Its very difficult to swallow, looking at the world right now. I can vote, I can read up on the issues and share my thoughts with those close to me... there is all kinds of civic activism at my disposal, I understand that. But I've been struggling with the realization that I'm one guy, with a blog and an opinion and one vote, yet it will take so much more than that to right our course as a nation. I came of age in the 80s, I remember the tail end of the Carter years, the malaise, and I remember the robust recovery and prosperity that followed once the full force of Capitalism was unleashed thanks to Reaganomics. The 90s were good as well, Capitalism roared on, despite attempts by the Left to derail it. What's more, our enemies around the world, at least until the latter half of the 90s, knew we meant business. For the last 30 years, with some recent exceptions, I've lived in an America that had blips of grief and weakness, but on balance created a world where someone with heart and ambition could live safely and not fear, in a macro sense, for the future. I have to tell you, I am not so sure I have that feeling of security anymore. Our national debt is spiraling out of control, our enemies are nuking up and smelling weakness. Our dollar is fading fast and the Left seems either unwilling or unable (I'll bet on the latter) to stop it. Meanwhile, we have a government that is using ignorance and class envy to take apart the very Capitalist system that has created the standard of living we enjoy today. We have a government that seems unwilling to secure our border, bringing waves of people into our system that are more interested in bleeding it dry that becoming a legal and responsible part of it. Health Care in this nation, based on the course we are charting, will soon be a product enjoyed in quality only by those with political connections. We even have people in power telling us to get used to America in decline. An our enemies are plotting for a world without a powerful United States of America. This is a world that I'm not used to, and to tell you the truth, its not one that I want to be a part of.

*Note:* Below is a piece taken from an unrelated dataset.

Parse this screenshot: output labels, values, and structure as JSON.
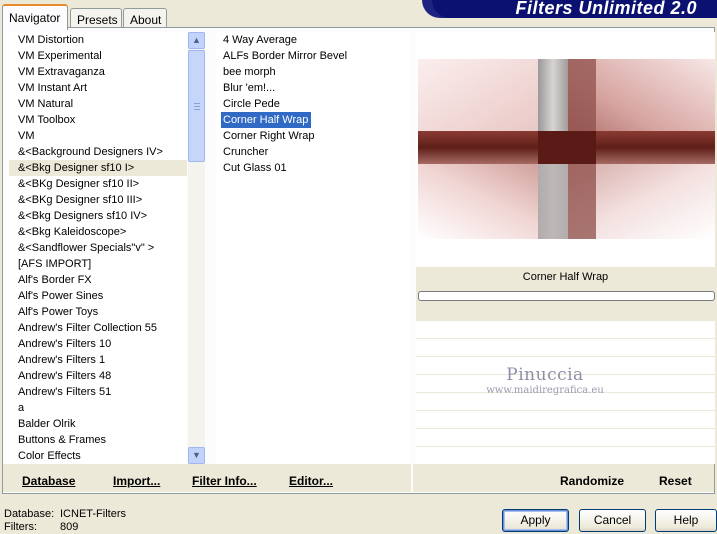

So that brings me back to Walt Kowalski and why I've been so drawn to this movie.

Walt's frustration comes about because of the world he finds himself in: alone, a stranger in the neighborhood he's known and been comfortable in all of his life, watching what was once home to him become an infestation of violent gangs and dilapidated houses. And it eats away at the lining of his stomach. It makes him more and more bitter. Walt's last real friend, at the outset of the movie, is his purebred yellow lab, Daisy. Walt finishes his chores for the day, sits on his front porch in a lawn chair with an old Coleman cooler full of Pabst Blue Ribbon, reads the paper and talks to Daisy, who's sitting at his feet. You can tell its his last refuge in a world that seems to be failing him.

That's a perfect metaphor, almost a perfect parallel, to where I find myself now. Seeing the country that I love, the Western Way of Life, and my personal career prospects just pissing away, its turning me into a Walt Kowalski. I love the movie because I understand the feeling of despair the character feels (again, liberal trolls, I'm not saying that I identify with his bigotry or racism). I do everything in my power to improve my life, and my country. But at the end of the day I struggle with a sense of helplessness, and bitterness because we, as a country, do not have to suffer like this. Our government doesn't have to absorb and control health care in this country. We don't have to spend ourselves into oblivion, we can cut taxes and regulation on businesses and create real incentive for hiring. We have it in our power to get back to the roaring prosperity we've known most of my life. And I just get the feeling like there is a political class of people in this country, a very powerful group, with allies within and without our borders, who have no interest in doing these things.

So truthfully, I often find myself, when my chores for the day are done, in JGAH, a fridge full of Miller Lite and a $3 Arturo Fuente, and yes, my yellow Lab, Esther, a big daddy's girl, at my feet. And I just wonder where life is heading. I'm with you, Walt.

Pray for this nation. Pray that we return to greatness. Vote and be involved. There's no reason for us to end this way as a nation.